We are hoping to start a blog soon to inform people on the crazy world of food production from the point of view of a company *trying* to make the best of what is sometimes a bad job.

paigew@foo-go.com

p.s. the logo means the paper is from sustainable forestry sources -recycled paper is not allowed anywhere near food products by law.

10:02 pm  
Blogger zoe said...

thanks for that, paige!
(and the lady on the phone told me you use recycled paper - oops)...
let me know when the blog comes out. i promise not to spam it with 'foo-go are bad' comments.

1:32 pm  
Blogger merrick said...

Paige,

you're right to raise the ethical conundrum of Brazilian meat vs British meat fed on Brazilian soya.

Contrary to what's often portrayed, Amazon deforestation is not primarily about logging, it's clearance for cattle ranching and soya to feed cattle.

this article is enough to make anyone with a conscience vow to never touch the stuff again.

However, it's not the binary choice you imply. There is meat raised without any rainforest soya. There's beef raised on pasture grazing over summer and bioregional dry-feeding over winter. Surely that's the more ethical option.

But even then, cattle burn off or shit out most of the nutriment they eat. Surely we should be growing food to feed people rather than growing it to make a mountain of dung for every lump of meat.

It takes a far larger area of land to supply someone with an animal-based diet than a plant-based one. So eating meat means more wild land - Amazonian or otherwise - goes under the plough with all the associated loss of habitat and extinction that implies.

I'm not sure how this tallies with Foo-go's claim to be good for the environment.

Then of course the animals are kept in unnatural groupings that cause great psychological distress before being strung upside down and killed while only a small way into their natural lifespan.

That - along with the encouraging of wild land to be cultivated and so killing wild animals - is at odds with Foo-go's core value of being 'good for animals'.

I find your singling out of tomatoes a tad peculiar. You're dead right that cultivation methods need to be taken into account (I read something somewhere about how field-grown Spanish tomatoes driven to the UK are less energy intensive than greenhouse domestic ones), but that doesn't make them the worst offenders.

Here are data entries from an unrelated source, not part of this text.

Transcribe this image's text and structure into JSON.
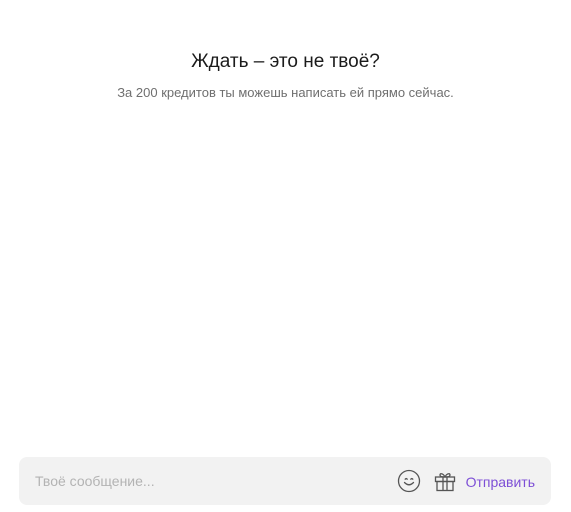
{
  "promo": {
    "title": "Ждать – это не твоё?",
    "subtitle": "За 200 кредитов ты можешь написать ей прямо сейчас."
  },
  "composer": {
    "placeholder": "Твоё сообщение...",
    "value": "",
    "emoji_icon": "smiley-face-icon",
    "gift_icon": "gift-box-icon",
    "send_label": "Отправить"
  },
  "colors": {
    "accent": "#7d4fd6",
    "composer_bg": "#f2f2f2",
    "title": "#1b1b1b",
    "subtitle": "#6f6f6f"
  }
}
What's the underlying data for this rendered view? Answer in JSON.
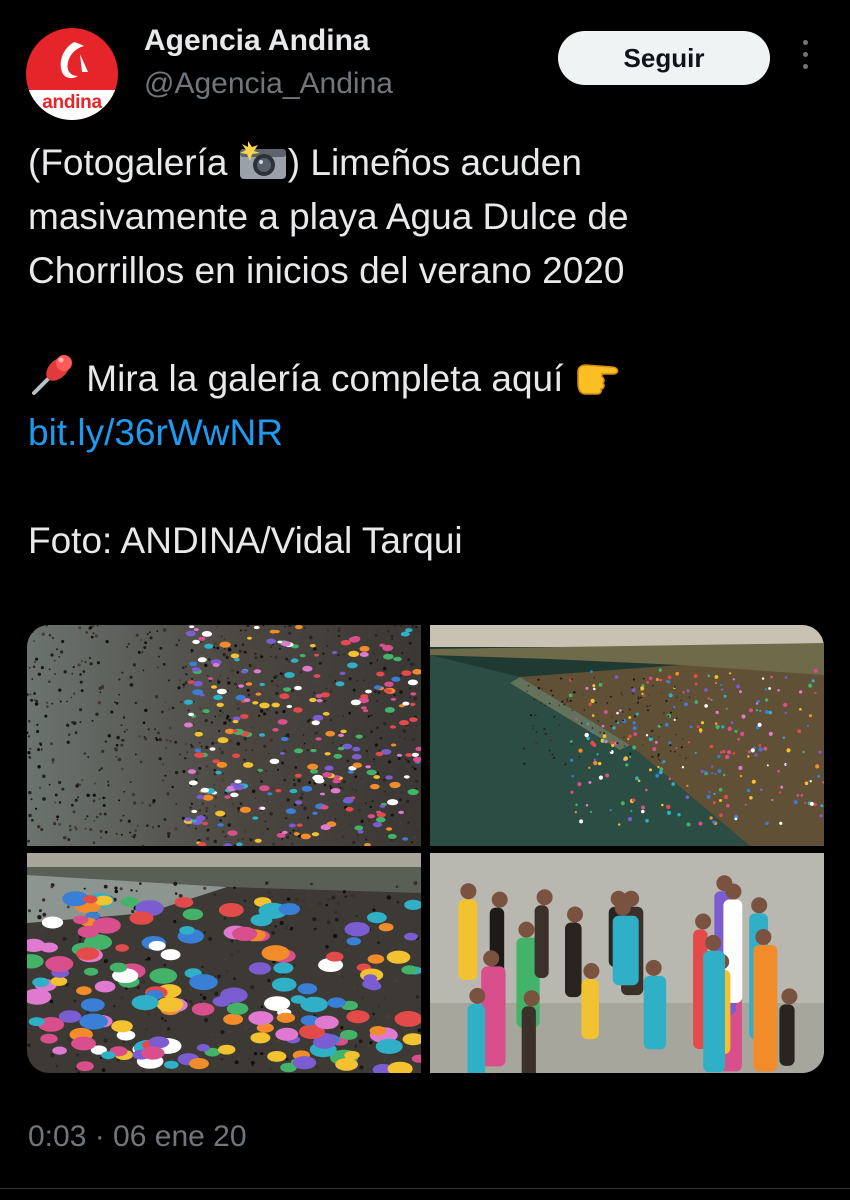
{
  "account": {
    "display_name": "Agencia Andina",
    "handle": "@Agencia_Andina",
    "avatar_text": "andina",
    "avatar_color": "#e6252a"
  },
  "follow_button": {
    "label": "Seguir"
  },
  "tweet": {
    "line1_prefix": "(Fotogalería ",
    "line1_suffix": ") Limeños acuden",
    "line2": "masivamente a playa Agua Dulce de",
    "line3": "Chorrillos en inicios del verano 2020",
    "line4": " Mira la galería completa aquí ",
    "link": "bit.ly/36rWwNR",
    "credit": "Foto: ANDINA/Vidal Tarqui"
  },
  "media": [
    {
      "icon": "beach-crowd-photo"
    },
    {
      "icon": "coastline-beach-photo"
    },
    {
      "icon": "umbrellas-beach-photo"
    },
    {
      "icon": "people-in-water-photo"
    }
  ],
  "timestamp": "0:03 · 06 ene 20",
  "colors": {
    "background": "#000000",
    "text": "#e7e9ea",
    "secondary": "#71767b",
    "link": "#1d9bf0",
    "button_bg": "#eff3f4"
  }
}
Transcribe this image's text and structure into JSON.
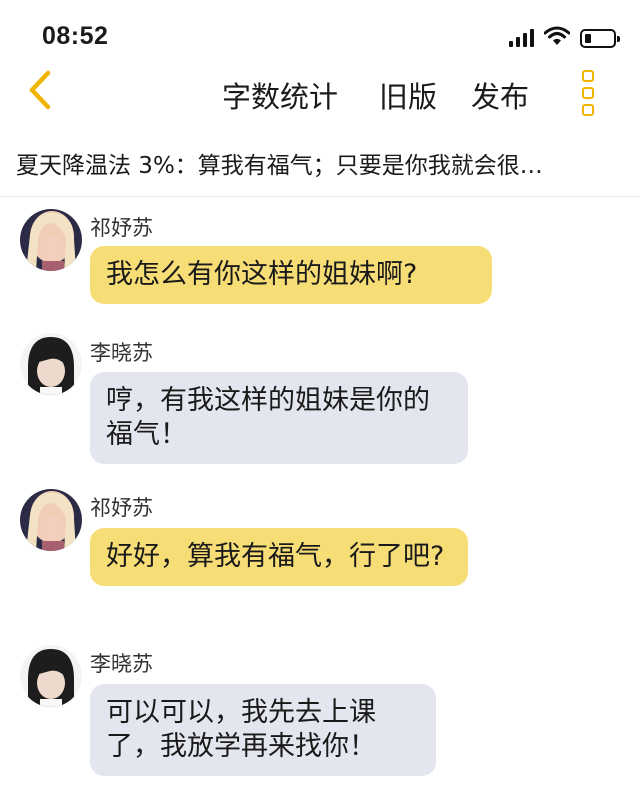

They certainly have not 'travelled long distances more than most'; way the majority I see are EU grown, mostly Spanish. Compare this with any other fresh produce and if anything it comes out as relatively favourable.

And seeing a foodstuff as merely its energy value is frankly bizarre. As I'm sure you know, there's a whole lot more to nutrition than calories.

Tomatoes, the food mentioned, are great for vitamins A and C, and potassium (lowers blood pressure). As a source of lycopene I understand they're unsurpassed. This gives a marked reduction in the likelihood of cardiovascular disease and a number of cancers (colon, cervix, ovaries, lungs, mouth, pancreas, stomach and oesophagus).

These benefits are surely more than 'next to nil'.

11:26 am  
Anonymous Paige said...

Have you all seen this?

http://www.themeatrix.com

We are trying to work with small producers to avoid this continuing...

9:40 am  
Blogger merrick said...

Paige, when you say Foo-go are 'trying' to work with small producers, what does it actually mean?

As Zoe's original piece says about what one of your colleagues said, They also ‘try’ to source free range/organic meat, but could not tell me in what proportions or how successfully. Unfortunately, the lack of knowledge over what they’re actually selling me, and the meaningless values of ‘mostly’ and ‘try’, lead me to think that it’s not a terribly important issue on their agenda.

beyond this, whilst they break the stranglehold of agribusiness, small producers are not necessarily more humane. They still use antibiotics, they still mutilate chjickens to stop them pecking one another, the egg industry still kills three day old male chicks, the dairy industry still sends male calves to veal crates. And, as I said above, they all keep their animals in distressing unnatural groupings then kill them when still young.

Have you any reply to the points raised above?

11:00 pm  

Post a Comment

<< Home